According to conflict monitoring group the Center of Resources for Conflict Analysis (CERAC), there were four violations of the ceasefire jointly called by the Revolutionary Armed Forces of Colombia (FARC) and the National Liberation Army (ELN) for the period May 20 to 28. The FARC were responsible for all four, but none of the violations resulted in deaths or injuries.
The first violation came a day after the start of the ceasefire, when the FARC's 36th Front planted explosives -- which the army disabled -- at an electrical tower in a rural zone of the Antioquia department.
According to CERAC, the general observation of the ceasefire "reveals a greater level of command and control in the interior of the armed group. This reveals a genuine consolidation of the FARC as an organization."
Overall so far in 2014, attacks launched by the FARC have dropped 57.8 percent compared to the same period in 2013, according to monitoring group the Peace and Reconciliation Foundation.
The levels of attacks are closely connected to the peace talks in Havana, which have led the FARC to become more preoccupied with the public relations impact of their actions, Peace and Reconciliation's coordinator Ariel Avila told El Espectador.
"They have learned to adjust the rhythm of the conflict to the rhythm of the peace talks," he said, increasing attacks when talks stall and reducing actions when progress is made.
InSight Crime Analysis
The election ceasefire represented the third time the FARC had declared a unilateral pause in hostilities since peace talks began in 2012. Each of these ceasefires has seen limited violations, with this latest arguably the most successful at halting actions, although also the shortest.
This is a positive sign for peace talks, as it suggests the FARC retain control over field units -- control which will be critical when it comes to enforcing any agreement struck between guerrilla leaders and the government.
However, the 36th Front remains a concern. The front has been the main violator of each of the previous ceasefires, and the fact it continues to follow this trend increases the likelihood this is a deliberate message rather than a breakdown in communication.

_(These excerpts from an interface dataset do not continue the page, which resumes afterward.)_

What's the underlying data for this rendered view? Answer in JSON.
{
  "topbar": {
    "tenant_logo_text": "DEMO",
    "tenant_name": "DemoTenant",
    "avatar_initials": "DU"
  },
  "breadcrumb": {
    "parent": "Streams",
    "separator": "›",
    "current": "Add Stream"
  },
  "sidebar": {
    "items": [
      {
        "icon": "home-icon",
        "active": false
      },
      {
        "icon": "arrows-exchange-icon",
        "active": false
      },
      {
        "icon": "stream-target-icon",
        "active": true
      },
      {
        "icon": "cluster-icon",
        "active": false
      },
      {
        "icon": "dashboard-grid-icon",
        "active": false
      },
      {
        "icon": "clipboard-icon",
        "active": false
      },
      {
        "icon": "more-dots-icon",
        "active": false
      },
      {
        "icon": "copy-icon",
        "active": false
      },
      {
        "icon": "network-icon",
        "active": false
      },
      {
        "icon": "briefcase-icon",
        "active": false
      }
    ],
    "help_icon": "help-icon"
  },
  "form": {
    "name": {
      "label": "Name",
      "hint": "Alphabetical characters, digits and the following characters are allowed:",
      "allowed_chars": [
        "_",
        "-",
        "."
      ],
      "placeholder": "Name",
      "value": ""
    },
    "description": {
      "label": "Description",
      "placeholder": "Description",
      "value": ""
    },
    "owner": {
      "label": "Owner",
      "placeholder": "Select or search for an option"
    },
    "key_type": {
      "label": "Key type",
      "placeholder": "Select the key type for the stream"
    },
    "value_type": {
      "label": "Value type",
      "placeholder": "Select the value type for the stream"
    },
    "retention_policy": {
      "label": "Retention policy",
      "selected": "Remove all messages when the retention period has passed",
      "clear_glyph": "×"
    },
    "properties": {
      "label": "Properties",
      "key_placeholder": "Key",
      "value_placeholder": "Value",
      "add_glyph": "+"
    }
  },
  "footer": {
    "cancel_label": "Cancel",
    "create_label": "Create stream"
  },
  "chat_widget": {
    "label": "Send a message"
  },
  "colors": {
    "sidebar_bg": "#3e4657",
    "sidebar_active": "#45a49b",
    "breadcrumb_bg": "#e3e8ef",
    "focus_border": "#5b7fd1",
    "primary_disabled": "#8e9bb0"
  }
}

As InSight Crime has noted previously, the 36th Front is a prime candidate to break away rather than demobilize in the case of a peace deal. It is wealthy, heavily involved in criminal activities, and led by a commander who has clashed with the FARC hierarchy.